ACTION ITEM>
In the entries below, every line with the string "this" is to be reported.
Start of RECORDS PROVIDED
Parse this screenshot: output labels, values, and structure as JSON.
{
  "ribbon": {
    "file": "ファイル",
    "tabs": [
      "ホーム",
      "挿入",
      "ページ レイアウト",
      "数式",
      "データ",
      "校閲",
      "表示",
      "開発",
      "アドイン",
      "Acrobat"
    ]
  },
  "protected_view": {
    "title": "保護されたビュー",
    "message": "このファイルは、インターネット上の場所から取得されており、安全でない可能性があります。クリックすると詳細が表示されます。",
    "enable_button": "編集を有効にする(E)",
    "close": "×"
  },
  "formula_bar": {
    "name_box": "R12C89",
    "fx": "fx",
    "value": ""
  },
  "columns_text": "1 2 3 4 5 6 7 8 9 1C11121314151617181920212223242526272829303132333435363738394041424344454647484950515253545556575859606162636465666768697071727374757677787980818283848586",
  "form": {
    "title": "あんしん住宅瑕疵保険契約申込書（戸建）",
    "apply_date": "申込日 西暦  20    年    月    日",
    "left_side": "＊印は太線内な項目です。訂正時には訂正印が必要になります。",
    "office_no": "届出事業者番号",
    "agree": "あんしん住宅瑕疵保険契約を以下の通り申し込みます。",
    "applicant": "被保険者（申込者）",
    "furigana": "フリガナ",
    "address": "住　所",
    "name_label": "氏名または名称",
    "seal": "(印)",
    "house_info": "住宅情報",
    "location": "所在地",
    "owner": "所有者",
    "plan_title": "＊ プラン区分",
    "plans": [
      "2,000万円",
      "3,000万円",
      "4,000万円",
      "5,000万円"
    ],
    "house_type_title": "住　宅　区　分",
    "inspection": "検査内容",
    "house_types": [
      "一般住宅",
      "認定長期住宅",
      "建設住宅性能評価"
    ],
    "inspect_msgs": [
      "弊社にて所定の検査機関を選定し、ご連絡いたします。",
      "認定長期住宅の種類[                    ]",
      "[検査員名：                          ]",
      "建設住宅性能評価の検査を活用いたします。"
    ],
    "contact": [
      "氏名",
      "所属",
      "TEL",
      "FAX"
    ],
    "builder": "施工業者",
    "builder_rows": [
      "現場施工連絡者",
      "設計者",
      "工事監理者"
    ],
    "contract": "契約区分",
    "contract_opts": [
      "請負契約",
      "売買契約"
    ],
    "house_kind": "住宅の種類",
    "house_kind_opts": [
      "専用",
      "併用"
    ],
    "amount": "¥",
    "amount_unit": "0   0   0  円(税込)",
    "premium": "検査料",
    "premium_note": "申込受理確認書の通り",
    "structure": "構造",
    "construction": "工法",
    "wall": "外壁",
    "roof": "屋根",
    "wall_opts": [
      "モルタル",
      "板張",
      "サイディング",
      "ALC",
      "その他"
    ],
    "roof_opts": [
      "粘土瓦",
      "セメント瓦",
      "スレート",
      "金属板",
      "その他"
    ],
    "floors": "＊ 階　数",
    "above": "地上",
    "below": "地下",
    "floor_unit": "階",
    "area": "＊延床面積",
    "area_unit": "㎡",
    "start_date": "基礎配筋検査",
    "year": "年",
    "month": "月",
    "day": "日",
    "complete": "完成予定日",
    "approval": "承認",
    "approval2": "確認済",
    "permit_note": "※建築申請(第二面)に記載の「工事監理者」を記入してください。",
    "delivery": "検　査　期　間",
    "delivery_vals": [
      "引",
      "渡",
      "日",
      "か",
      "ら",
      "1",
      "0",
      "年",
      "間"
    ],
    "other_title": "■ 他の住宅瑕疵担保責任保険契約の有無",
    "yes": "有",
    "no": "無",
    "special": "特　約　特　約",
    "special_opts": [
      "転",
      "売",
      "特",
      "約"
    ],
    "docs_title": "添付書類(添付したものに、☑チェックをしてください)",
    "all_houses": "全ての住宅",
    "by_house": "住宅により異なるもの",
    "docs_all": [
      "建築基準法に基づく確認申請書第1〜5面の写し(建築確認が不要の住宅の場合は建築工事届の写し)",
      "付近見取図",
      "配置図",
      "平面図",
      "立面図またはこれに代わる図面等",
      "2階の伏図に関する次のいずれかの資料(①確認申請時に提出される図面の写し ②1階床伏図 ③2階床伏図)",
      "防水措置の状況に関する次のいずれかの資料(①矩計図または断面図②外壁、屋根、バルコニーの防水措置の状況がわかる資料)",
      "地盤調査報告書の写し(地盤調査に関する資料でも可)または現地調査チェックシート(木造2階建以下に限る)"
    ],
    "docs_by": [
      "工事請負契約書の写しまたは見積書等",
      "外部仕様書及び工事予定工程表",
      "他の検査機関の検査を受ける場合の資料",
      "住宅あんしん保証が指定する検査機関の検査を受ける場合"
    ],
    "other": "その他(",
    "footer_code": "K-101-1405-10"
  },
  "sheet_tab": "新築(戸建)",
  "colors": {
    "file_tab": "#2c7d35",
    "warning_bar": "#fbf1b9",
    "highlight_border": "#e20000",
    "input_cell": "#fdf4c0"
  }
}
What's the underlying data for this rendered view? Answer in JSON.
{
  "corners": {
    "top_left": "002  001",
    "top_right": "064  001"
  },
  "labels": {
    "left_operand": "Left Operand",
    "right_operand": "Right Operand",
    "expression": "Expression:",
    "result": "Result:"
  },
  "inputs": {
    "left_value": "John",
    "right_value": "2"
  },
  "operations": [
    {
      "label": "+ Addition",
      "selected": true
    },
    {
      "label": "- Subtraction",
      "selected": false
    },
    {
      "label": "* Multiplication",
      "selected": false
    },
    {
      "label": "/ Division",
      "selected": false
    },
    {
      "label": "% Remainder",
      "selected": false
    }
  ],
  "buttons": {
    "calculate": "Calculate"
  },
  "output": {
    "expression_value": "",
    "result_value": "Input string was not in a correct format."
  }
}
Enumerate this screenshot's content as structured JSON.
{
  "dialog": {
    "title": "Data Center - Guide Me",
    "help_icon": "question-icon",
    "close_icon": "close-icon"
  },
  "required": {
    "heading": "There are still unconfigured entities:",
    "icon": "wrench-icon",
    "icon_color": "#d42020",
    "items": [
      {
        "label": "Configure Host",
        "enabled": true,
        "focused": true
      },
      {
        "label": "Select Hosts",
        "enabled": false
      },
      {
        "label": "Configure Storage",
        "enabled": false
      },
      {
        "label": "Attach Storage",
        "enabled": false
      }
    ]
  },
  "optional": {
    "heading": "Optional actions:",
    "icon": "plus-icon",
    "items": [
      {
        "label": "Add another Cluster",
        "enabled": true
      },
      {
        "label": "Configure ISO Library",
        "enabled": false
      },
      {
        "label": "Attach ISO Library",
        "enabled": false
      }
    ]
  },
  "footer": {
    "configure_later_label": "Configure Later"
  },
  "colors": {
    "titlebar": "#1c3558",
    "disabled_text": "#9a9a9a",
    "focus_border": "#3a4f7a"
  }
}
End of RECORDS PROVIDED
WRITTEN SOLUTION>
Parse this screenshot: output labels, values, and structure as JSON.
What's the underlying data for this rendered view? Answer in JSON.
Enumerate this screenshot's content as structured JSON.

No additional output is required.